- _Interface dataset entries_
'''
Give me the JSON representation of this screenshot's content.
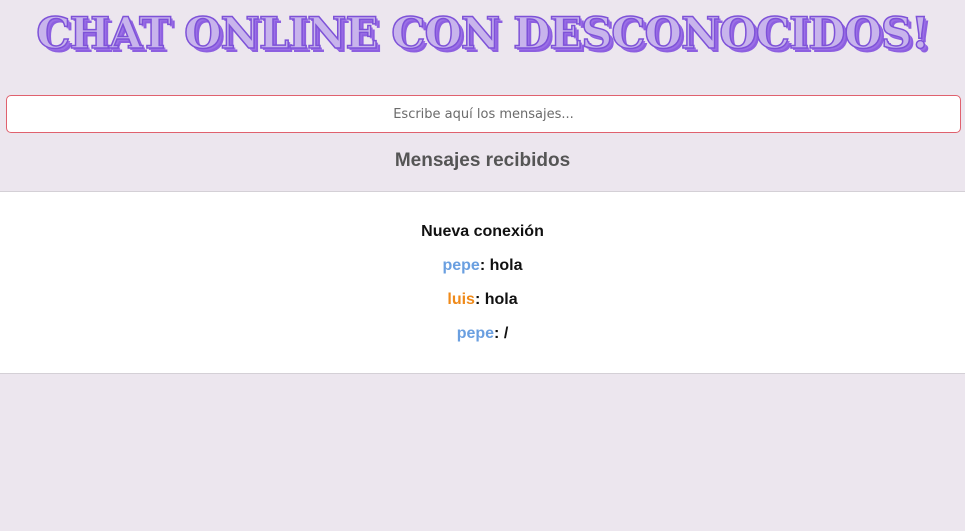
{
  "header": {
    "title": "CHAT ONLINE CON DESCONOCIDOS!"
  },
  "composer": {
    "placeholder": "Escribe aquí los mensajes...",
    "value": ""
  },
  "received": {
    "heading": "Mensajes recibidos",
    "messages": [
      {
        "type": "system",
        "text": "Nueva conexión"
      },
      {
        "type": "chat",
        "user": "pepe",
        "separator": ": ",
        "text": "hola",
        "user_color": "#6a9fe0"
      },
      {
        "type": "chat",
        "user": "luis",
        "separator": ": ",
        "text": "hola",
        "user_color": "#ef8a1a"
      },
      {
        "type": "chat",
        "user": "pepe",
        "separator": ": ",
        "text": "/",
        "user_color": "#6a9fe0"
      }
    ]
  },
  "colors": {
    "page_bg": "#ece6ee",
    "title_fill": "#c8b4ec",
    "title_stroke": "#7e52d8",
    "input_border": "#e0616e"
  }
}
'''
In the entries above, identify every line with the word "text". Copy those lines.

- _SOLUTION_
        "text": "Nueva conexión"
        "text": "hola",
        "text": "hola",
        "text": "/",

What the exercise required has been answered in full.